──────── Dataset excerpts ────────
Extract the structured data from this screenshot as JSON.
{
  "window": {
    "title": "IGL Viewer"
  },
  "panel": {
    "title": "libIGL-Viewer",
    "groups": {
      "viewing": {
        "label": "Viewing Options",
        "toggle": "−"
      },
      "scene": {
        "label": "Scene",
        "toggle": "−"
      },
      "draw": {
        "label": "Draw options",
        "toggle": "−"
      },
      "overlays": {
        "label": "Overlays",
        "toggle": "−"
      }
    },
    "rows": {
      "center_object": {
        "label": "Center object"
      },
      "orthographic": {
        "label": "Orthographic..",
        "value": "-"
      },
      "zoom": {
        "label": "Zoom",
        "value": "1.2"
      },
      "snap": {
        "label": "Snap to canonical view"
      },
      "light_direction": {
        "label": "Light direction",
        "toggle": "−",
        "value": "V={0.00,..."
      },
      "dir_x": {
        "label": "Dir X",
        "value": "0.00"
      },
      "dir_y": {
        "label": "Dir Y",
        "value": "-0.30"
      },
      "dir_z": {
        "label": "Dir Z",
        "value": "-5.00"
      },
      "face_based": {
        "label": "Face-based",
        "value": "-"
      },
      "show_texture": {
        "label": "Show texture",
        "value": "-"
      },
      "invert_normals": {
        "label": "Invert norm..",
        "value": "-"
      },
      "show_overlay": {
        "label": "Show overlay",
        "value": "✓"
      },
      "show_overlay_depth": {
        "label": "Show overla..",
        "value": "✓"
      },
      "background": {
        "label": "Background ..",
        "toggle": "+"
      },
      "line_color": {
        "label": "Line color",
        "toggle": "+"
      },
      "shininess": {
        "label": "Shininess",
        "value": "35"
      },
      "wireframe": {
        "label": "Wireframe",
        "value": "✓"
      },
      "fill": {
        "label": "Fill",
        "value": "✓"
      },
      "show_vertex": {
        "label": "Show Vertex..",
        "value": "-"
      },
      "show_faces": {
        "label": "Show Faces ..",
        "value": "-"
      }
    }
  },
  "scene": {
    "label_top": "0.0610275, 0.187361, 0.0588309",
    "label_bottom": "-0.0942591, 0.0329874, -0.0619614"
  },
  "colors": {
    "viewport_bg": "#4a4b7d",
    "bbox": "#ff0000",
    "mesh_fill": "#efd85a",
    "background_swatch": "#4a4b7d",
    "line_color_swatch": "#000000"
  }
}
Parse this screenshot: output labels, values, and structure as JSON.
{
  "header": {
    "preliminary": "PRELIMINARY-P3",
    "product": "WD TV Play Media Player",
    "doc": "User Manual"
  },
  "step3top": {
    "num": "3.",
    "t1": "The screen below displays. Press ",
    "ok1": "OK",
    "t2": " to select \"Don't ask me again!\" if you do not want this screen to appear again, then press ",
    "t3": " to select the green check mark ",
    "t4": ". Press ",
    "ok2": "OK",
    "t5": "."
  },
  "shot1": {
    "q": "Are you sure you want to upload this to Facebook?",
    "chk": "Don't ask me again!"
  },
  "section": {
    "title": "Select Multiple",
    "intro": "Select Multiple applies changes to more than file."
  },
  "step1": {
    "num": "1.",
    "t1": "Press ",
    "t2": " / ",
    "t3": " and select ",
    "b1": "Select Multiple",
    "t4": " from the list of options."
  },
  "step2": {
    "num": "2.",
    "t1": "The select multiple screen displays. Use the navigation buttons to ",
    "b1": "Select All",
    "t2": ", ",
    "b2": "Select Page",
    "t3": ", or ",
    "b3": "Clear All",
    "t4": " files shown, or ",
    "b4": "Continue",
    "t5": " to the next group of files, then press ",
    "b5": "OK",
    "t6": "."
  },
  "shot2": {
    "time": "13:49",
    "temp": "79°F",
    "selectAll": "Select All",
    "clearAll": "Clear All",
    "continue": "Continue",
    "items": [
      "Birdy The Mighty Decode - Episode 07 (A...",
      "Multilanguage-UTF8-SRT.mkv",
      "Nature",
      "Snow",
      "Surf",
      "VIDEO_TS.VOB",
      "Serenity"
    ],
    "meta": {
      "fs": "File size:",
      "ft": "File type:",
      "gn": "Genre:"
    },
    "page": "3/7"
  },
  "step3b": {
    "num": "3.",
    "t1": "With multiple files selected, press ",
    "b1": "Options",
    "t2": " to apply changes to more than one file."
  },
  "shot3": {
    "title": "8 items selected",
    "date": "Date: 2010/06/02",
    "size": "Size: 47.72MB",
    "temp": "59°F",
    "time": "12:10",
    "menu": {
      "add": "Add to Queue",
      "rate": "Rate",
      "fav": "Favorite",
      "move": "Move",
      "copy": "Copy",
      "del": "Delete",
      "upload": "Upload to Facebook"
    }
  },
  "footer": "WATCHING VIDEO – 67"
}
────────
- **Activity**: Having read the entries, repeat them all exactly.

- **Solution to this problem**:
Extract the structured data from this screenshot as JSON.
{
  "window": {
    "title": "IGL Viewer"
  },
  "panel": {
    "title": "libIGL-Viewer",
    "groups": {
      "viewing": {
        "label": "Viewing Options",
        "toggle": "−"
      },
      "scene": {
        "label": "Scene",
        "toggle": "−"
      },
      "draw": {
        "label": "Draw options",
        "toggle": "−"
      },
      "overlays": {
        "label": "Overlays",
        "toggle": "−"
      }
    },
    "rows": {
      "center_object": {
        "label": "Center object"
      },
      "orthographic": {
        "label": "Orthographic..",
        "value": "-"
      },
      "zoom": {
        "label": "Zoom",
        "value": "1.2"
      },
      "snap": {
        "label": "Snap to canonical view"
      },
      "light_direction": {
        "label": "Light direction",
        "toggle": "−",
        "value": "V={0.00,..."
      },
      "dir_x": {
        "label": "Dir X",
        "value": "0.00"
      },
      "dir_y": {
        "label": "Dir Y",
        "value": "-0.30"
      },
      "dir_z": {
        "label": "Dir Z",
        "value": "-5.00"
      },
      "face_based": {
        "label": "Face-based",
        "value": "-"
      },
      "show_texture": {
        "label": "Show texture",
        "value": "-"
      },
      "invert_normals": {
        "label": "Invert norm..",
        "value": "-"
      },
      "show_overlay": {
        "label": "Show overlay",
        "value": "✓"
      },
      "show_overlay_depth": {
        "label": "Show overla..",
        "value": "✓"
      },
      "background": {
        "label": "Background ..",
        "toggle": "+"
      },
      "line_color": {
        "label": "Line color",
        "toggle": "+"
      },
      "shininess": {
        "label": "Shininess",
        "value": "35"
      },
      "wireframe": {
        "label": "Wireframe",
        "value": "✓"
      },
      "fill": {
        "label": "Fill",
        "value": "✓"
      },
      "show_vertex": {
        "label": "Show Vertex..",
        "value": "-"
      },
      "show_faces": {
        "label": "Show Faces ..",
        "value": "-"
      }
    }
  },
  "scene": {
    "label_top": "0.0610275, 0.187361, 0.0588309",
    "label_bottom": "-0.0942591, 0.0329874, -0.0619614"
  },
  "colors": {
    "viewport_bg": "#4a4b7d",
    "bbox": "#ff0000",
    "mesh_fill": "#efd85a",
    "background_swatch": "#4a4b7d",
    "line_color_swatch": "#000000"
  }
}
Parse this screenshot: output labels, values, and structure as JSON.
{
  "header": {
    "preliminary": "PRELIMINARY-P3",
    "product": "WD TV Play Media Player",
    "doc": "User Manual"
  },
  "step3top": {
    "num": "3.",
    "t1": "The screen below displays. Press ",
    "ok1": "OK",
    "t2": " to select \"Don't ask me again!\" if you do not want this screen to appear again, then press ",
    "t3": " to select the green check mark ",
    "t4": ". Press ",
    "ok2": "OK",
    "t5": "."
  },
  "shot1": {
    "q": "Are you sure you want to upload this to Facebook?",
    "chk": "Don't ask me again!"
  },
  "section": {
    "title": "Select Multiple",
    "intro": "Select Multiple applies changes to more than file."
  },
  "step1": {
    "num": "1.",
    "t1": "Press ",
    "t2": " / ",
    "t3": " and select ",
    "b1": "Select Multiple",
    "t4": " from the list of options."
  },
  "step2": {
    "num": "2.",
    "t1": "The select multiple screen displays. Use the navigation buttons to ",
    "b1": "Select All",
    "t2": ", ",
    "b2": "Select Page",
    "t3": ", or ",
    "b3": "Clear All",
    "t4": " files shown, or ",
    "b4": "Continue",
    "t5": " to the next group of files, then press ",
    "b5": "OK",
    "t6": "."
  },
  "shot2": {
    "time": "13:49",
    "temp": "79°F",
    "selectAll": "Select All",
    "clearAll": "Clear All",
    "continue": "Continue",
    "items": [
      "Birdy The Mighty Decode - Episode 07 (A...",
      "Multilanguage-UTF8-SRT.mkv",
      "Nature",
      "Snow",
      "Surf",
      "VIDEO_TS.VOB",
      "Serenity"
    ],
    "meta": {
      "fs": "File size:",
      "ft": "File type:",
      "gn": "Genre:"
    },
    "page": "3/7"
  },
  "step3b": {
    "num": "3.",
    "t1": "With multiple files selected, press ",
    "b1": "Options",
    "t2": " to apply changes to more than one file."
  },
  "shot3": {
    "title": "8 items selected",
    "date": "Date: 2010/06/02",
    "size": "Size: 47.72MB",
    "temp": "59°F",
    "time": "12:10",
    "menu": {
      "add": "Add to Queue",
      "rate": "Rate",
      "fav": "Favorite",
      "move": "Move",
      "copy": "Copy",
      "del": "Delete",
      "upload": "Upload to Facebook"
    }
  },
  "footer": "WATCHING VIDEO – 67"
}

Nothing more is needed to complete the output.